┌──
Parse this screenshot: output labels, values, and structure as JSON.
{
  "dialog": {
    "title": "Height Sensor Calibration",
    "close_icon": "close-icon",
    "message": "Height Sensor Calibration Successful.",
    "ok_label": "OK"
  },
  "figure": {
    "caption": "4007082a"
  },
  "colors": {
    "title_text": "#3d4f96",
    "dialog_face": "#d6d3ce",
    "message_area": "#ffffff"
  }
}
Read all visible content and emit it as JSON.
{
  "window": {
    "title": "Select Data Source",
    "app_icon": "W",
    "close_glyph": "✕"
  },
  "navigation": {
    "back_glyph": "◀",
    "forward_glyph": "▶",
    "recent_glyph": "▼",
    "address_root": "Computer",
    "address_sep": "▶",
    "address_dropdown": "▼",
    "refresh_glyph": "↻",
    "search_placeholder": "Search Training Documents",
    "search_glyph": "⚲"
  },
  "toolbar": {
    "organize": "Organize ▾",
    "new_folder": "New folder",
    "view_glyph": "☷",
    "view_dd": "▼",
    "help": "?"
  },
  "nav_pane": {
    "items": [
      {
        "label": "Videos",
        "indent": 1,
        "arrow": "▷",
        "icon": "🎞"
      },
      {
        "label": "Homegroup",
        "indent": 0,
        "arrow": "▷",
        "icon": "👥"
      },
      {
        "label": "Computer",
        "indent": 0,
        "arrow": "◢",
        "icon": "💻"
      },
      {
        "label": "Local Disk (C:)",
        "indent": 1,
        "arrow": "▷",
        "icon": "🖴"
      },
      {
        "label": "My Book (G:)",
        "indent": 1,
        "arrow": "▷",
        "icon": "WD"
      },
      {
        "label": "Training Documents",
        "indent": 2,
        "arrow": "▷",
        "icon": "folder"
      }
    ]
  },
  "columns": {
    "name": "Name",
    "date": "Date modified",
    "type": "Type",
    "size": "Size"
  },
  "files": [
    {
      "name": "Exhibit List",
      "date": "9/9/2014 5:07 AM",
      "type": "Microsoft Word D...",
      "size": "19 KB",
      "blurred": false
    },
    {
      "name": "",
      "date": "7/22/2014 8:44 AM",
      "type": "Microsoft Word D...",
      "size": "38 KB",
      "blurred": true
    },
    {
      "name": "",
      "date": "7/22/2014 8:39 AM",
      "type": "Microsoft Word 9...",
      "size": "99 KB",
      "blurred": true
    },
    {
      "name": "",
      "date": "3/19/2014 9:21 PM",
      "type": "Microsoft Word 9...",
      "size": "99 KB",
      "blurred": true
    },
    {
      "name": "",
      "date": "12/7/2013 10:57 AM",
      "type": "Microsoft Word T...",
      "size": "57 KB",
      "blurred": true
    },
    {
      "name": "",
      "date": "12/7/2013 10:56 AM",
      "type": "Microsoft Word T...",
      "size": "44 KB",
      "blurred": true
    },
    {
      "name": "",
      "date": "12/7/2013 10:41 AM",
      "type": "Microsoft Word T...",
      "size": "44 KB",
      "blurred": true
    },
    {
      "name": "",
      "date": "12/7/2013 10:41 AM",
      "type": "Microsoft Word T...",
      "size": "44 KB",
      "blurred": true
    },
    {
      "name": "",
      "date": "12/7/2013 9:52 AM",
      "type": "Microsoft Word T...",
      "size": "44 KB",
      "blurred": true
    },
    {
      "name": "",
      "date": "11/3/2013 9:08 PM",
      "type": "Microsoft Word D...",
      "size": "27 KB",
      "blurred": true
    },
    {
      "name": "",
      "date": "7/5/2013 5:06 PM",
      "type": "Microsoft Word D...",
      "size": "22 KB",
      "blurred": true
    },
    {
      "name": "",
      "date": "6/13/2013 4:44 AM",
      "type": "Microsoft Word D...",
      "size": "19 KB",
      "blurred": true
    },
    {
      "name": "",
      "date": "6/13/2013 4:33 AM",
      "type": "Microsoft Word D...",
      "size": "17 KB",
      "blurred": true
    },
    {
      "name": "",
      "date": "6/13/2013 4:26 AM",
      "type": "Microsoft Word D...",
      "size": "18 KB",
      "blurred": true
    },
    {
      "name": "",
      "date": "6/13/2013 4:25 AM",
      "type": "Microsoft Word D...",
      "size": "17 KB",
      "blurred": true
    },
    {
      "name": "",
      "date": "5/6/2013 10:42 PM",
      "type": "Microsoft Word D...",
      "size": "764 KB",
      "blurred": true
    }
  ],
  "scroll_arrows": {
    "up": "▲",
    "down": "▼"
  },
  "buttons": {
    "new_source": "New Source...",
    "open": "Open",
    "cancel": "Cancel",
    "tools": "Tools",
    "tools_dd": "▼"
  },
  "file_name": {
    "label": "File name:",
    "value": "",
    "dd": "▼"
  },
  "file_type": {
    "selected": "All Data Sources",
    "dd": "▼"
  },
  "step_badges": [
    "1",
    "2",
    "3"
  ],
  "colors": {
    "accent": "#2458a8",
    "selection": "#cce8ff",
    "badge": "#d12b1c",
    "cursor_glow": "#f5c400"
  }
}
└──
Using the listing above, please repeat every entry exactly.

## Answer to the exercise
Parse this screenshot: output labels, values, and structure as JSON.
{
  "dialog": {
    "title": "Height Sensor Calibration",
    "close_icon": "close-icon",
    "message": "Height Sensor Calibration Successful.",
    "ok_label": "OK"
  },
  "figure": {
    "caption": "4007082a"
  },
  "colors": {
    "title_text": "#3d4f96",
    "dialog_face": "#d6d3ce",
    "message_area": "#ffffff"
  }
}
Read all visible content and emit it as JSON.
{
  "window": {
    "title": "Select Data Source",
    "app_icon": "W",
    "close_glyph": "✕"
  },
  "navigation": {
    "back_glyph": "◀",
    "forward_glyph": "▶",
    "recent_glyph": "▼",
    "address_root": "Computer",
    "address_sep": "▶",
    "address_dropdown": "▼",
    "refresh_glyph": "↻",
    "search_placeholder": "Search Training Documents",
    "search_glyph": "⚲"
  },
  "toolbar": {
    "organize": "Organize ▾",
    "new_folder": "New folder",
    "view_glyph": "☷",
    "view_dd": "▼",
    "help": "?"
  },
  "nav_pane": {
    "items": [
      {
        "label": "Videos",
        "indent": 1,
        "arrow": "▷",
        "icon": "🎞"
      },
      {
        "label": "Homegroup",
        "indent": 0,
        "arrow": "▷",
        "icon": "👥"
      },
      {
        "label": "Computer",
        "indent": 0,
        "arrow": "◢",
        "icon": "💻"
      },
      {
        "label": "Local Disk (C:)",
        "indent": 1,
        "arrow": "▷",
        "icon": "🖴"
      },
      {
        "label": "My Book (G:)",
        "indent": 1,
        "arrow": "▷",
        "icon": "WD"
      },
      {
        "label": "Training Documents",
        "indent": 2,
        "arrow": "▷",
        "icon": "folder"
      }
    ]
  },
  "columns": {
    "name": "Name",
    "date": "Date modified",
    "type": "Type",
    "size": "Size"
  },
  "files": [
    {
      "name": "Exhibit List",
      "date": "9/9/2014 5:07 AM",
      "type": "Microsoft Word D...",
      "size": "19 KB",
      "blurred": false
    },
    {
      "name": "",
      "date": "7/22/2014 8:44 AM",
      "type": "Microsoft Word D...",
      "size": "38 KB",
      "blurred": true
    },
    {
      "name": "",
      "date": "7/22/2014 8:39 AM",
      "type": "Microsoft Word 9...",
      "size": "99 KB",
      "blurred": true
    },
    {
      "name": "",
      "date": "3/19/2014 9:21 PM",
      "type": "Microsoft Word 9...",
      "size": "99 KB",
      "blurred": true
    },
    {
      "name": "",
      "date": "12/7/2013 10:57 AM",
      "type": "Microsoft Word T...",
      "size": "57 KB",
      "blurred": true
    },
    {
      "name": "",
      "date": "12/7/2013 10:56 AM",
      "type": "Microsoft Word T...",
      "size": "44 KB",
      "blurred": true
    },
    {
      "name": "",
      "date": "12/7/2013 10:41 AM",
      "type": "Microsoft Word T...",
      "size": "44 KB",
      "blurred": true
    },
    {
      "name": "",
      "date": "12/7/2013 10:41 AM",
      "type": "Microsoft Word T...",
      "size": "44 KB",
      "blurred": true
    },
    {
      "name": "",
      "date": "12/7/2013 9:52 AM",
      "type": "Microsoft Word T...",
      "size": "44 KB",
      "blurred": true
    },
    {
      "name": "",
      "date": "11/3/2013 9:08 PM",
      "type": "Microsoft Word D...",
      "size": "27 KB",
      "blurred": true
    },
    {
      "name": "",
      "date": "7/5/2013 5:06 PM",
      "type": "Microsoft Word D...",
      "size": "22 KB",
      "blurred": true
    },
    {
      "name": "",
      "date": "6/13/2013 4:44 AM",
      "type": "Microsoft Word D...",
      "size": "19 KB",
      "blurred": true
    },
    {
      "name": "",
      "date": "6/13/2013 4:33 AM",
      "type": "Microsoft Word D...",
      "size": "17 KB",
      "blurred": true
    },
    {
      "name": "",
      "date": "6/13/2013 4:26 AM",
      "type": "Microsoft Word D...",
      "size": "18 KB",
      "blurred": true
    },
    {
      "name": "",
      "date": "6/13/2013 4:25 AM",
      "type": "Microsoft Word D...",
      "size": "17 KB",
      "blurred": true
    },
    {
      "name": "",
      "date": "5/6/2013 10:42 PM",
      "type": "Microsoft Word D...",
      "size": "764 KB",
      "blurred": true
    }
  ],
  "scroll_arrows": {
    "up": "▲",
    "down": "▼"
  },
  "buttons": {
    "new_source": "New Source...",
    "open": "Open",
    "cancel": "Cancel",
    "tools": "Tools",
    "tools_dd": "▼"
  },
  "file_name": {
    "label": "File name:",
    "value": "",
    "dd": "▼"
  },
  "file_type": {
    "selected": "All Data Sources",
    "dd": "▼"
  },
  "step_badges": [
    "1",
    "2",
    "3"
  ],
  "colors": {
    "accent": "#2458a8",
    "selection": "#cce8ff",
    "badge": "#d12b1c",
    "cursor_glow": "#f5c400"
  }
}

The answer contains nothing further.